Is it better to burn out or fade away? About a year and a half ago Jared Silvia and I quietly ended our glorious reign as the hosts of Functionally Literate Radio on WPRK. A live, weekly radio show was a lot to manage, among all of life’s other [insert expletive].
But in 2018, Burrow is back on the “air” via a new podcast endeavor produced by the fine folks at Studio 17 TV, an Orlando-based media company showcasing all aspects of the City Beautiful. When I was asked to do a podcast to highlight Orlando’s literary community, I couldn’t really say no. But how would this be different from the old radio show? I selfishly decided to invite writers I admire to read and talk about a specific piece of work (story, poem, essay, novel excerpt) that I admire. So each episode is like an audiobook meets director’s commentary, plus general banter about each guest’s relationship to Florida, and what they are reading / recommending at the moment. We’re actually 3 episodes in already, but here’s a look at what’s to come in all of Season 1:
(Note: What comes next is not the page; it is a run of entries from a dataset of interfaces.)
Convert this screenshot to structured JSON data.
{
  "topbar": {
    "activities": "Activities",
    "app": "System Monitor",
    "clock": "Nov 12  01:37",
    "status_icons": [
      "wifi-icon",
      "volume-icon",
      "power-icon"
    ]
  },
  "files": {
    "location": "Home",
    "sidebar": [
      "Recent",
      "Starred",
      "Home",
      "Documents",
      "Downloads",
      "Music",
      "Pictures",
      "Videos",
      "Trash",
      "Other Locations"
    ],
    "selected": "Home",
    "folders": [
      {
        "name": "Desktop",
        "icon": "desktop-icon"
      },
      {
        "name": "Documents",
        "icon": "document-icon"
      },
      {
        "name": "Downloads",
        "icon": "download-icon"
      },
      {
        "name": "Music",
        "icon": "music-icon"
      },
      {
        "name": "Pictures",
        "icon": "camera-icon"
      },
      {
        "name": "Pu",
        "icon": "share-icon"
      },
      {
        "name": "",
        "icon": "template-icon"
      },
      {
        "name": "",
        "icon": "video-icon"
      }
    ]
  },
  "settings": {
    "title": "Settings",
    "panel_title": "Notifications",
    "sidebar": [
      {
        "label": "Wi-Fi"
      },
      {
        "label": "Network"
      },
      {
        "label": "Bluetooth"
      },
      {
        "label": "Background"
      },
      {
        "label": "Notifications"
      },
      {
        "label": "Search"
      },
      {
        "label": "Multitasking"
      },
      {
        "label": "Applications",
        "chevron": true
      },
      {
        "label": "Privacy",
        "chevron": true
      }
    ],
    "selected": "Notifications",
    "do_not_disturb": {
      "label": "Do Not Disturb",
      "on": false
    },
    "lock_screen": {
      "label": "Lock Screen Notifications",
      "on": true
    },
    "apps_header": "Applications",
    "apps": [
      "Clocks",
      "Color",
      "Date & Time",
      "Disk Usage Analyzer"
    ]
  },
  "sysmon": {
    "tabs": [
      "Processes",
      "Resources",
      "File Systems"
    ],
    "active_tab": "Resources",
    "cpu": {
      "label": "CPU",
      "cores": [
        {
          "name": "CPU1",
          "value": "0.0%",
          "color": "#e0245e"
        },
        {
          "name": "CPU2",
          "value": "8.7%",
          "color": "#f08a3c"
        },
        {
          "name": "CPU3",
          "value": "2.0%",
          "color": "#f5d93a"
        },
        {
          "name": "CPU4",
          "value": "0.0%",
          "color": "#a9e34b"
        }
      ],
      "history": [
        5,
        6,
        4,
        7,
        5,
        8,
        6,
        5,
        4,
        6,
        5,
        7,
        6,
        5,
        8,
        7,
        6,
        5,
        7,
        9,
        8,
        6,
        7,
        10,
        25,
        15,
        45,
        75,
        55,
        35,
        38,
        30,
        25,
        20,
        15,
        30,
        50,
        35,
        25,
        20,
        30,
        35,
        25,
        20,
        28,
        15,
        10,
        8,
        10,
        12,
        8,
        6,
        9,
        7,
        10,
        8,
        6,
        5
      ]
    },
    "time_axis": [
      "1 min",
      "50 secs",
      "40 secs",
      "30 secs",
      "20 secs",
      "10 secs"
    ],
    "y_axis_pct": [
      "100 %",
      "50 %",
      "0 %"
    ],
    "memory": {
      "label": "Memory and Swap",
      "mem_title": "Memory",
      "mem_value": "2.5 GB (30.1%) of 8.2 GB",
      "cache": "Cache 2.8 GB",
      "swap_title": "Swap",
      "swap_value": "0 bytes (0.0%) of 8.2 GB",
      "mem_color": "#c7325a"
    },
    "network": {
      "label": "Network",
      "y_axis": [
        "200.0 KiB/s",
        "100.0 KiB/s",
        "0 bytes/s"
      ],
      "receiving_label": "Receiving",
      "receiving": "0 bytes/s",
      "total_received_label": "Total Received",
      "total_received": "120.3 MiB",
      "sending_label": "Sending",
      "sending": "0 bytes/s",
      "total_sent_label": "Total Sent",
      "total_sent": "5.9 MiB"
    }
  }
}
Ep. 1 – A brief, wondrous history of your humble host
Ep. 2 – Amy Watkins
Ep. 3 – Michael Wheaton
Ep. 4 – Brianna Johnson
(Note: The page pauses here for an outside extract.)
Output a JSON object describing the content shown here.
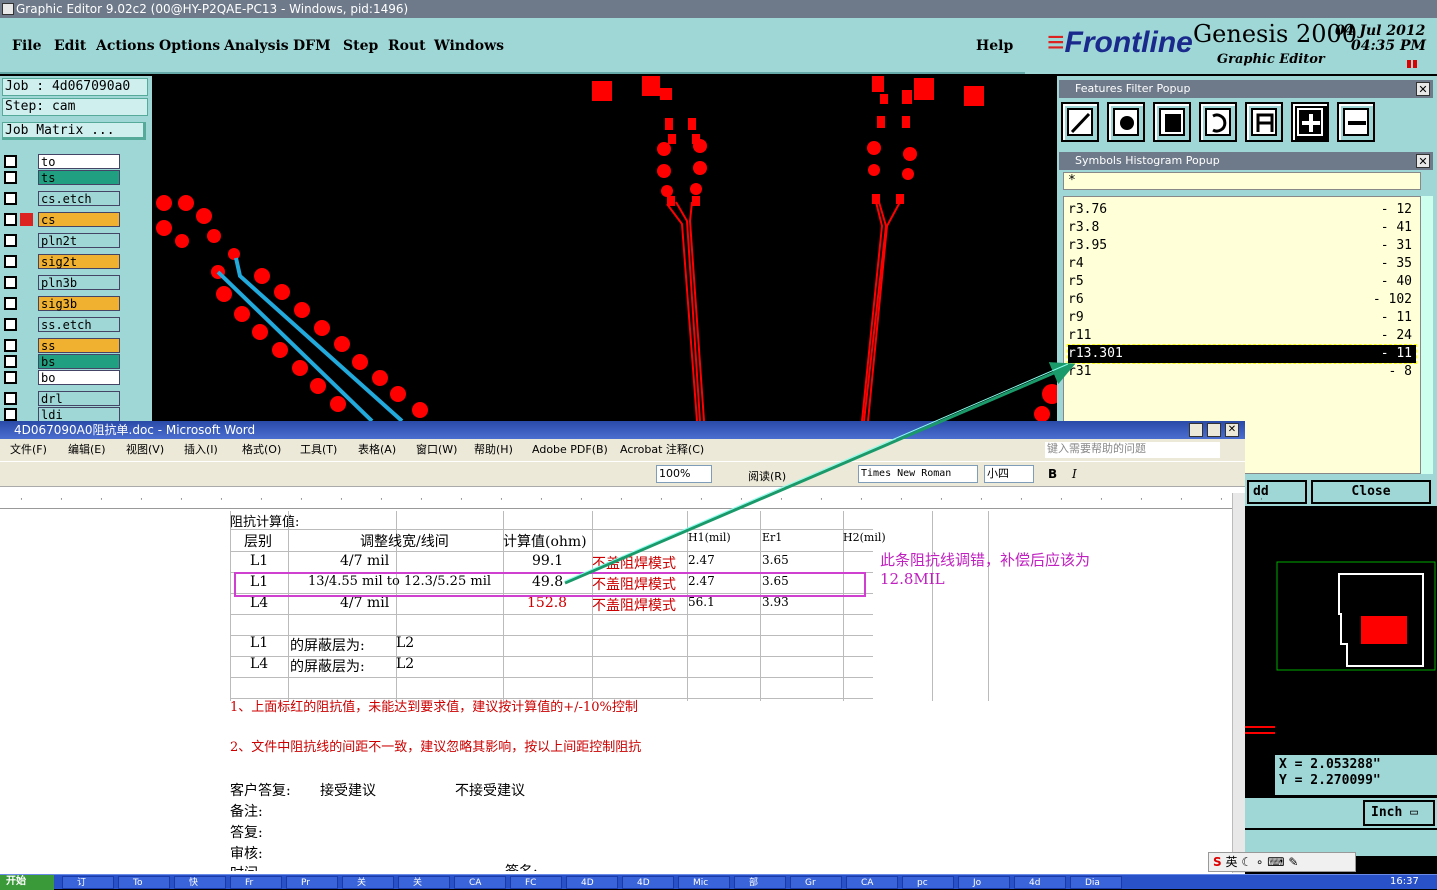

Ep. 5 – Lucianna Chixaro Ramos
Ep. 6 – Jared Silvia
Ep. 7 – Racquel Henry
Ep. 8 – Susan Lilley
So there it is, we faded out and now we’re cranking up the volume again on a different station… before this metaphor gets out of hand, let me get to the important part, and that’s you. I’m 200 words in and already sick of hearing my own voice. Imagine what that must be like when I’m actually talking… So, in the spirit of community, my goal is to open the show up to other Orlando-based hosts. I think that’s all the connection needed to “keep it local” and to highlight the kinds of bright readers and writers that live in Burrow’s home base.
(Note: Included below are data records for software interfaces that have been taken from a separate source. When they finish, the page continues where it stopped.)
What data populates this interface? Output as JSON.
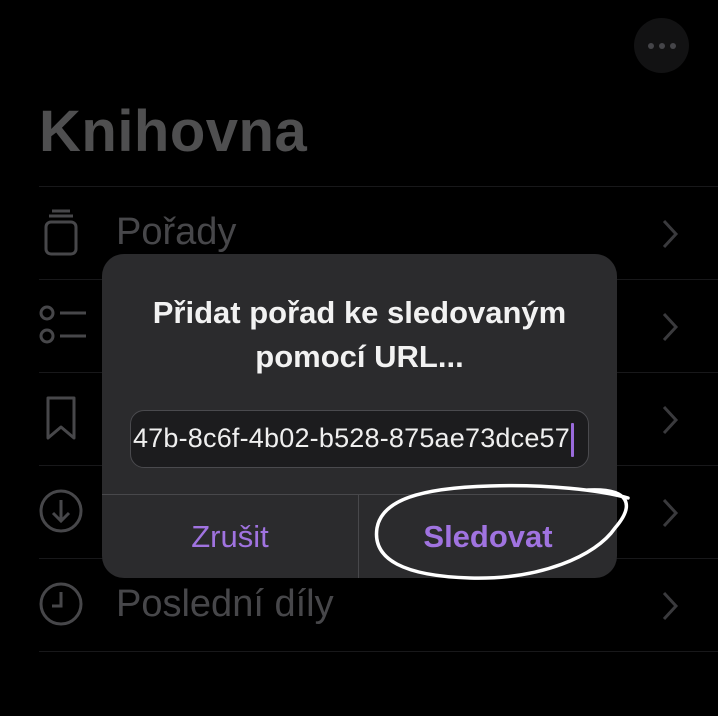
{
  "header": {
    "title": "Knihovna",
    "more_icon": "ellipsis-icon"
  },
  "library_rows": [
    {
      "label": "Pořady",
      "icon": "podcast-stack-icon"
    },
    {
      "label": "",
      "icon": "list-icon"
    },
    {
      "label": "",
      "icon": "bookmark-icon"
    },
    {
      "label": "",
      "icon": "download-icon"
    },
    {
      "label": "Poslední díly",
      "icon": "clock-icon"
    }
  ],
  "dialog": {
    "title": "Přidat pořad ke sledovaným pomocí URL...",
    "url_value": "47b-8c6f-4b02-b528-875ae73dce57",
    "cancel_label": "Zrušit",
    "confirm_label": "Sledovat"
  },
  "colors": {
    "accent": "#a073e0",
    "background": "#000000",
    "dialog_bg": "#2b2b2d",
    "annotation": "#ffffff"
  }
}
What more am I looking for? Well, there’s a ton of “content” and obligatory promotional interview tours done around new books and authors, but I think the best literary interviews are borne out of a genuine interest to know more about the writer and their work. I don’t care about timeliness or relevance to today’s hysterical media cycle, I’m looking for a good, wide variety of engaged dialogue.
I can’t interview everyone, and most of the time I’m not the best person to do the interview justice. So take advantage of me taking advantage of this platform. If you consider yourself an Orlandoan, are comfortable around microphones; and if there’s a writer you’ve been dying to interview, and you can get them into Studio 17’s luscious digs or capture their voice with reasonable quality, send me a pitch and we’ll see if we can’t create a multi-voiced beauty of a literary podcast together.